    7. MA : Cover Up Strinkage in last meeting
    8. Attendance of AGM: low %
    9. Payment in Kind : endorse by Minster of Law
    10. SC not protecting interest of Minority.
    11. Never try never know.

  8. None of the successful enblocs thus far with > 100 owners ever had a 1 - 1 option. They managed to get 80% based on RP and CSA terms. 1-1 will only create obstacles and not make it less attractive to developers.

    Ask your lawyers to explain.

  9. I was talking to a SC member. The person was wondering why the MA is dead against 1-4-1. Is it because the deed was concluded sometime ago? Especially the auspicious RP value that begin with a 8.
    With 1-4-1, the development has another variable to plug into his spreadsheet! He knows that by varying the final sale purchase, he would probably know what % of the SP will take the option. For example, if he set the price at $X, say 20% will take the option. If he is only tolerating 0% option taker, he can increase the bid price, so that the sale price is attractive even to the most stubborn SPs.
    In short, the option 1-4-1 is benefical to all SPs, not just the minority.
    With option 1-4-1 in the CSA, Developers have to
    a. Outbid each another
    b. Bid Best Perceived Market Price
    If MA is telling you that 1-4-1 option is bad, he is not giving you the correct picture (by the way, since when is the MA giving us a true picture). He is playing on your fear that the sale will not go thru.
    Mind you, without 1-4-1 option, there might not even be a sale!
    In the next EGM , I would like the SC to present the advantages and disadvantages of the option 1-4-1 so that all SPs understood the 1-4-1 option. During this presentation, we would like the MA to be excuse from the scene. If the option is needed to be decided by vote, the SPs must have all presentation material 2 weeks before the EGM, so that they can read and ponder on the matter.

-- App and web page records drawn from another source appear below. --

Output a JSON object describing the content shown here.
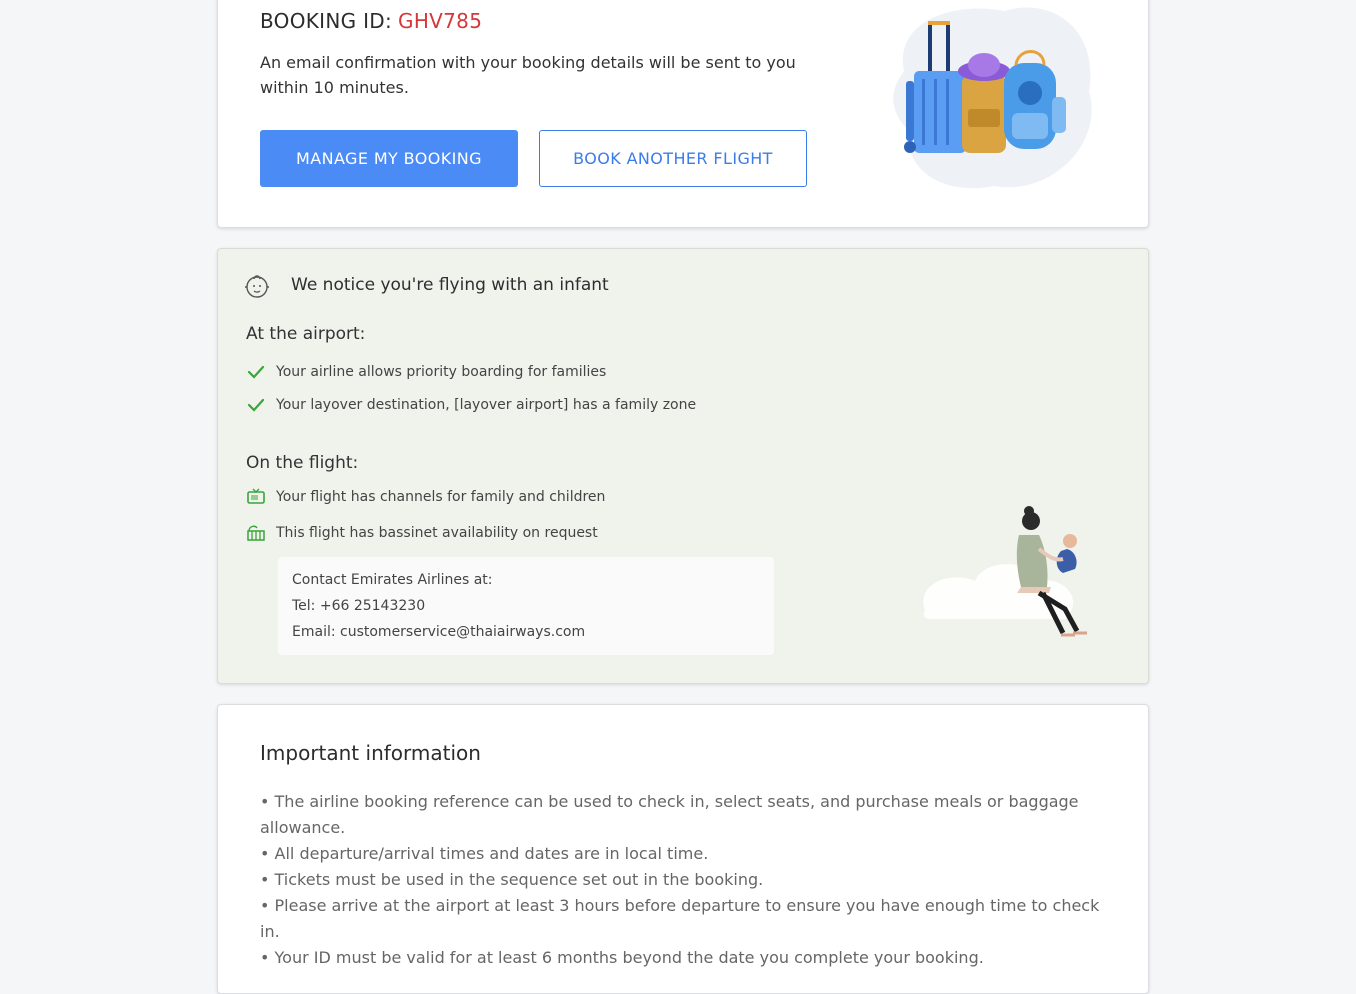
{
  "booking": {
    "id_label": "BOOKING ID:",
    "id_value": "GHV785",
    "confirmation_text": "An email confirmation with your booking details will be sent to you within 10 minutes.",
    "manage_button": "MANAGE MY BOOKING",
    "book_another_button": "BOOK ANOTHER FLIGHT"
  },
  "infant": {
    "title": "We notice you're flying with an infant",
    "airport_heading": "At the airport:",
    "airport_items": [
      "Your airline allows priority boarding for families",
      "Your layover destination, [layover airport] has a family zone"
    ],
    "flight_heading": "On the flight:",
    "flight_items": [
      "Your flight has channels for family and children",
      "This flight has bassinet availability on request"
    ],
    "contact": {
      "line1": "Contact Emirates Airlines at:",
      "line2": "Tel: +66 25143230",
      "line3": "Email: customerservice@thaiairways.com"
    }
  },
  "important": {
    "title": "Important information",
    "items": [
      "• The airline booking reference can be used to check in, select seats, and purchase meals or baggage allowance.",
      "• All departure/arrival times and dates are in local time.",
      "• Tickets must be used in the sequence set out in the booking.",
      "• Please arrive at the airport at least 3 hours before departure to ensure you have enough time to check in.",
      "• Your ID must be valid for at least 6 months beyond the date you complete your booking."
    ]
  },
  "colors": {
    "accent_blue": "#4b8bf5",
    "booking_id_red": "#d6373a",
    "check_green": "#3aa53a",
    "infant_bg": "#eff3ec"
  }
}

    The MA is there to market TC, they are paid handsomely for it. If they cant do, they can always resign, just that the rumour that they threaten to resign.

  10. The 1-4-1 is definitely a positive option for the SPs. If there are requests from SPs’ the SC has no right to reject them. The SC sole responsibility is to represent the SPs’ and not seen to be for its own selfish end. (I am saying this because I am very uncomfortable with the composition of the SC members). SC should not be there to argue what is or not possible. Ultimately the buyers/developers will decide if they want to bid for it. The MA & developers are definitely very shrewd business people that we all know. So Leave that juggling to them but do not let them eat you up. So make sure our demand for 1-4-1 is there as an additional options.

  11. As I previously said, 1-4-1 should be an option made available.
    Some one in the exchange of views here says that 1-4-1 will turn away developers.
    I will say, too high an RP will turn away developers.
    So how about this, let's en-bloc this place for $1.2mil each, all developers will bid!!!!
    - you getting my drift?
    Meaning that the MA's goal is to get developer to buy...
    What do the Owners Want? Isn't that's what the MA should do?
    Question, is the Marketing Agent (MA) working for TC owners or Developers?
    Are we paying the MA or the Developer?
    If we are the pay master, isn't the MA suppose to take instructions from us?

  12. All SC need is to learn how URA put its land out for tender. IT is well known that every exercise attracts many bids and suprisingly are way above reserve price. So what is at play?

    The trick is simple, URA don,t use external marketing agency at all. They market their land themselves and that help avoid connivance and corruption. Bidders have no ideas what their competitors will bid and tend to bid high to secure the tender.

    In the first place why did'nt we follow URA's example and do it ourselves with our fellow professionls instead of relying on those
    property agents.